CUDA is well suited Image processing in parallel threads.
The pixels of a image can be directly mapped to parallel threads.
For efficient image processing with CUDA one need to understand the location and scope along with access pattern of pixel data .
CUDA has different kinds of memories i.e. shared, constant, texture, local and global memories along with large no. of registers.
Each of these memories has its own advantages and limitations. Shared memory is high speed on-chip cache that is suitable for image tiling for fastest image processing on GPU but it has limited size (16kb for Quadro CX).
Texture memory on the other hands gives arbitrary scatter access of image data which is faster than global and local memories.
In some cases – each thread can be used to write more than one pixel.
Between various reads and writes of shared memory by threads within a block it is good to always use barrier synchronization that insures that each read/write is done after completion of all the previous corresponding write/ read .
The major differences between CPU and CUDA threads are – CUDA threads are extremely light weighted, very little creation overhead, instant switching. CUDA uses 1000s of threads where as multi-core CPUs can use only run a few threads.
Within the threads CUDA is capable of executing floating point operations asynchronous to int or char operations.
Memory bandwidth between host to device or device to host is much slower then device to device hence it is good practice to read the image data into the device memory as a one time effort.
Similarly after completion of processing output data should be copied at once from device to host.
Once image is in the device memory (global memory), it is helpful to load image tiles from global to shared memory which is processed by current block of threads.
After this reading, threads within block must be synchronize for insuring all threads have copied required image data into tiles.

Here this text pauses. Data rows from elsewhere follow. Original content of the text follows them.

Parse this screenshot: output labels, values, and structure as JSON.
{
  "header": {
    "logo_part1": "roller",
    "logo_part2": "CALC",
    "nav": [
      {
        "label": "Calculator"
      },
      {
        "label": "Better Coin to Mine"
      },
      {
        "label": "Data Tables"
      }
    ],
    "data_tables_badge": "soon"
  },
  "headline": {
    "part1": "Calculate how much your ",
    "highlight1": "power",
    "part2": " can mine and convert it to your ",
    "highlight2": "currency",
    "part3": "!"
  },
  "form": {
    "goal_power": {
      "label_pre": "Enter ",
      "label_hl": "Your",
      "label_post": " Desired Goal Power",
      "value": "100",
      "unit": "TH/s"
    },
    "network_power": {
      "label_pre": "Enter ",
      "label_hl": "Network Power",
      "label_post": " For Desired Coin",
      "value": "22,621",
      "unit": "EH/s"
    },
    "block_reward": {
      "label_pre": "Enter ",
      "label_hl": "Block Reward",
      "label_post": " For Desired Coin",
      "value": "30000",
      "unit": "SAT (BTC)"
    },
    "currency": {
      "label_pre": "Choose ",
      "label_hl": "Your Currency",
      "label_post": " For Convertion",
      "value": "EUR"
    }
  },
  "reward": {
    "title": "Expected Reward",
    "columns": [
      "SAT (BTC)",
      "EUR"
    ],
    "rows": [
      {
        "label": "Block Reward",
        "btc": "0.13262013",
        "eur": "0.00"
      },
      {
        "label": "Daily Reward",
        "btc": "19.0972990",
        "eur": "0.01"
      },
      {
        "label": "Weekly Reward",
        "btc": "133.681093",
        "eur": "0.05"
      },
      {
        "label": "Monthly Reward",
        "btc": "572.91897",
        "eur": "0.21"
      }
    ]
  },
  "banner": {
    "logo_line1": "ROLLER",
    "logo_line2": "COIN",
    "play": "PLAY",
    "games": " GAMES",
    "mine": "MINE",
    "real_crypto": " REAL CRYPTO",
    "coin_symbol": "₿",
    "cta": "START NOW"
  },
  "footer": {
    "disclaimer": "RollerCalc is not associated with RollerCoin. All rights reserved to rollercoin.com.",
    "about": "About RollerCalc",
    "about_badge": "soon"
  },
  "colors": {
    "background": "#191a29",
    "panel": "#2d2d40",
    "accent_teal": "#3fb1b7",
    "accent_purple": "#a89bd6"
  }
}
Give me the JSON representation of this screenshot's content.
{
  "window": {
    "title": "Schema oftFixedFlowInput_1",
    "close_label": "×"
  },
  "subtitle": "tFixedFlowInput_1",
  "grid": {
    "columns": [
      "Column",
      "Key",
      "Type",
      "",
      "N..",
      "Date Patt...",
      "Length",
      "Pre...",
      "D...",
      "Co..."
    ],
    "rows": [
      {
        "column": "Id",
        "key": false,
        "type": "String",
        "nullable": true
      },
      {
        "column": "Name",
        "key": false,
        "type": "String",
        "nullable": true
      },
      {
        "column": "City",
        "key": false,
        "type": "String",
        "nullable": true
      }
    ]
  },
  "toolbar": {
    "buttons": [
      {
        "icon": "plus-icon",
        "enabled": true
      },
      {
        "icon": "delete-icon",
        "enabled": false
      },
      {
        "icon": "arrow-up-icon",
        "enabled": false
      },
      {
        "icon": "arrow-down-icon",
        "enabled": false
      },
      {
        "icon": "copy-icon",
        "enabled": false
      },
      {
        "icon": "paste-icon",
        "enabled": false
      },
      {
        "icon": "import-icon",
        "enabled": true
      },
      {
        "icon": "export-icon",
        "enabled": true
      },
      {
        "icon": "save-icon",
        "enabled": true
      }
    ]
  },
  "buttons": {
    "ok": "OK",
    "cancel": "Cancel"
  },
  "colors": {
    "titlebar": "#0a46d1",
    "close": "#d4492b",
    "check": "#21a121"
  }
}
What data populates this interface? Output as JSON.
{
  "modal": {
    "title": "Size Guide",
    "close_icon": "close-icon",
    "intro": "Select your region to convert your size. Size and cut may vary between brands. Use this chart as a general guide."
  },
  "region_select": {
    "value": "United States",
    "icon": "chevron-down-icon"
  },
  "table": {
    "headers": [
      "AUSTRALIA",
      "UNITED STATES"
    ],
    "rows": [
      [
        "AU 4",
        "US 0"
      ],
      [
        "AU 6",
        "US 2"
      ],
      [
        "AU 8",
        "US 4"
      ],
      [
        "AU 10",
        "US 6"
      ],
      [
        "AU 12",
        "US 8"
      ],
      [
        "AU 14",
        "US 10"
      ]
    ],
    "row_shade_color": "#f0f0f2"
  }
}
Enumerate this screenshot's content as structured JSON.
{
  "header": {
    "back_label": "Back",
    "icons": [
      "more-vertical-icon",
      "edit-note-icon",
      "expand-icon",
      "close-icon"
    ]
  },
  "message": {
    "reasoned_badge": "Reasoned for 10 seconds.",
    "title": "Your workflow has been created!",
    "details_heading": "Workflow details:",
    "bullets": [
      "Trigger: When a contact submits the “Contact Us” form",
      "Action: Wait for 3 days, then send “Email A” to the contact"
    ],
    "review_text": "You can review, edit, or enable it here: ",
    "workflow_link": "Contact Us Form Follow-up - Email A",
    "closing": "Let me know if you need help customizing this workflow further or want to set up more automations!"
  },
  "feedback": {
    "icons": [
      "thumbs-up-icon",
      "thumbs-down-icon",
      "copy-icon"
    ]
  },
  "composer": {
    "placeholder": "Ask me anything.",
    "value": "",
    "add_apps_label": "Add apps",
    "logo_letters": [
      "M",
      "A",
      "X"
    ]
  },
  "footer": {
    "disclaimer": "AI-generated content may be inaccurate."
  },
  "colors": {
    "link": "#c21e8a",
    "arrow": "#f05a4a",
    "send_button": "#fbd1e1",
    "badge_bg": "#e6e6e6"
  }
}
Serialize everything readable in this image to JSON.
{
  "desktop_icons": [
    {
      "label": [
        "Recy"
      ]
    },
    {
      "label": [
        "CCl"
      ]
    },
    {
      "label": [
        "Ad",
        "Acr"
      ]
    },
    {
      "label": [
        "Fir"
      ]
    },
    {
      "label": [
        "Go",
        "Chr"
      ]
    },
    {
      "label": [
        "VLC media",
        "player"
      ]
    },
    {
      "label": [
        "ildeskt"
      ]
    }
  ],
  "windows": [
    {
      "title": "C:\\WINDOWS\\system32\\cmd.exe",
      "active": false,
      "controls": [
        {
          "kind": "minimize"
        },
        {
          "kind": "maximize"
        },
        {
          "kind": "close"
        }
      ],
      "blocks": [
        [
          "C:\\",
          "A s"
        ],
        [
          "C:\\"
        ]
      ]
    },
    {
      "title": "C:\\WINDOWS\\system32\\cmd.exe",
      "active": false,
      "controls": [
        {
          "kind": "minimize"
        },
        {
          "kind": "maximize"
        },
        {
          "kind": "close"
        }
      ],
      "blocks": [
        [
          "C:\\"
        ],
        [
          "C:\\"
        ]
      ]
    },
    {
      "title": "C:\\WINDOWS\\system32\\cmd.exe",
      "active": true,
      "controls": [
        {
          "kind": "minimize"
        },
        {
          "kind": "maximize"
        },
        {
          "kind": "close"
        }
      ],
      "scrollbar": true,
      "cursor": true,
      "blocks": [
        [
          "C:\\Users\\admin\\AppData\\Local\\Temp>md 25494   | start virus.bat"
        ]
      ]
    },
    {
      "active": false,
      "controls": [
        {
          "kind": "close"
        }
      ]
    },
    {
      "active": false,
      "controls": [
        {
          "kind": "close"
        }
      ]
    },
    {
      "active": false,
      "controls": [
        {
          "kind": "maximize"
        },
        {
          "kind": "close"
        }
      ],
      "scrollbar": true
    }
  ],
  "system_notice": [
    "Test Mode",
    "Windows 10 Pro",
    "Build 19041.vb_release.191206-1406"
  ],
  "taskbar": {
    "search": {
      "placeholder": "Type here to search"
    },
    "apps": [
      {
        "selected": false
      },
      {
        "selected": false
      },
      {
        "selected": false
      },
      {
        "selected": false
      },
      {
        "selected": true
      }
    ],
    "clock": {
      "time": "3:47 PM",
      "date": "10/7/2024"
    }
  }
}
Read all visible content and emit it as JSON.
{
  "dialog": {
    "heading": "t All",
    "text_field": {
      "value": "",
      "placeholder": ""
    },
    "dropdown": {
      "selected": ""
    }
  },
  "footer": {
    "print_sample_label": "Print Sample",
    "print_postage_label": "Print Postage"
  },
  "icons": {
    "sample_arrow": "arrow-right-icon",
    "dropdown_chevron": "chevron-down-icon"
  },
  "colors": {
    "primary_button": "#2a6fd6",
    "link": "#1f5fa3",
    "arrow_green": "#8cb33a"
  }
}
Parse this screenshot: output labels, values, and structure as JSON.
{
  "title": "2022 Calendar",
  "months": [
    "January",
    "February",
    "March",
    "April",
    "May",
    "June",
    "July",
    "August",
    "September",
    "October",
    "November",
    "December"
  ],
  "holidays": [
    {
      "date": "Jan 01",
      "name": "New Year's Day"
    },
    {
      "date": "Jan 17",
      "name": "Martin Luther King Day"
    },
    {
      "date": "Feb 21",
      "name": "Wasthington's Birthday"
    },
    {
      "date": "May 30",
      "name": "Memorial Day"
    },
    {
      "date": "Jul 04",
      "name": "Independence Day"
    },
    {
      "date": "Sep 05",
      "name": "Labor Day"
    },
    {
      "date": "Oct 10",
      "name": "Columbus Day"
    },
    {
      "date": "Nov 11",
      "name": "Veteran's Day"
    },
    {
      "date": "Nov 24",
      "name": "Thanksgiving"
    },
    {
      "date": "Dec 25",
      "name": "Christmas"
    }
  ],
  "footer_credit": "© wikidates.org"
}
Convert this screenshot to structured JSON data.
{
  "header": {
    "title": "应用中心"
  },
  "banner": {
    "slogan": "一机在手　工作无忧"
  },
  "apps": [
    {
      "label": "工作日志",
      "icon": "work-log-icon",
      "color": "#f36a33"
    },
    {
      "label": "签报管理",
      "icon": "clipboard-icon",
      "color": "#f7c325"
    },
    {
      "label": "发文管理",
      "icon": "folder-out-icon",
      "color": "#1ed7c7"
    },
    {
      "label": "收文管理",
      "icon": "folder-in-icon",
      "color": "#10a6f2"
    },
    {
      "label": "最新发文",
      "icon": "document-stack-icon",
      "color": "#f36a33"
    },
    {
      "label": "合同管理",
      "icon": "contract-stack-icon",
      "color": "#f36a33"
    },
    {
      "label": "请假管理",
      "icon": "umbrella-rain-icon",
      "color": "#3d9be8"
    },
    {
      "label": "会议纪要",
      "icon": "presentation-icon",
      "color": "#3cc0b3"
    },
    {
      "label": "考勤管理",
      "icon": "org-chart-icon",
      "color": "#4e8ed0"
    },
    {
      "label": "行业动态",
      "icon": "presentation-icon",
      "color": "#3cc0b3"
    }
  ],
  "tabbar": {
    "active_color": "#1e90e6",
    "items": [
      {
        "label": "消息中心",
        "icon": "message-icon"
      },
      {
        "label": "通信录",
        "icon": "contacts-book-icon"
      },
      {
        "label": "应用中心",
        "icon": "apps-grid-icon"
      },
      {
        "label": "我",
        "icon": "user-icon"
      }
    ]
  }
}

Threads now operate on pixels in shared memory in parallel and after completions they write tiles back from shared memory to global memory output.
Since in image processing generally each output pixel must have access to neighboring pixels with in certain radius (e.g. as a form of matrix of neighboring pixels ).This means tiles in the shared memory must be expanded with an window that contains neighboring pixels.
Below is the kernel code of RGB to Grayscale convertion:
void RGBTOGrayScale(unsigned char *inRGBImage, unsigned char *outGrayImage, int srcW, int srcH )
// using tiles of shared memory to sore image data for current block
__shared__ unsigned char shInImage[16*16*4]; // threads per block is 16*16 and each pixel has 4 attributes R, G, B, A.
__shared__ unsigned char shoutImage[16*16];
int x = blockIdx.x * blockDim.x + threadIdx.x; //taking index along srcW in source image.
int y = blockIdx.y * blockDim.y + threadIdx.y; //taking index along srcH in source image.
int tidx = threadIdx.x;//taking thread index along x direction within tile.
int tidy = threadIdx.y;//taking thread index along y direction within tile.
int shIndex = (tidy * 16 + tidx)*4;
int srcIndex = (y * srcW + x)*4;
// taking active portation of image from global to shared memory.
shInImage[shIndex + 0] = inRGBImage[ srcIndex + 0];
shInImage[shIndex + 1] = inRGBImage[ srcIndex + 1];
shInImage[shIndex + 2] = inRGBImage[ srcIndex + 2];
shInImage[shIndex + 3] = inRGBImage[ srcIndex + 3];
__syncthreads(); // barrier synchronization for all threads reading is completed.
if( ( x < srcW ) && ( y < srcH ))
shoutImage[tidy * 16 + tidx] = (int)((shInImage[shIndex + 0] * 0.3) + (shInImage[shIndex + 1] * 0.59) + (shInImage[shIndex + 2] * 0.11));
//copy data back to shared to global memory.
outGrayImage[srcIndex] = shoutImage[tidy * 16 + tidx];
outGrayImage[srcIndex+1] = shoutImage[tidy * 16 + tidx];
outGrayImage[srcIndex+2] = shoutImage[tidy * 16 + tidx];
outGrayImage[srcIndex+3] = shoutImage[tidy * 16 + tidx];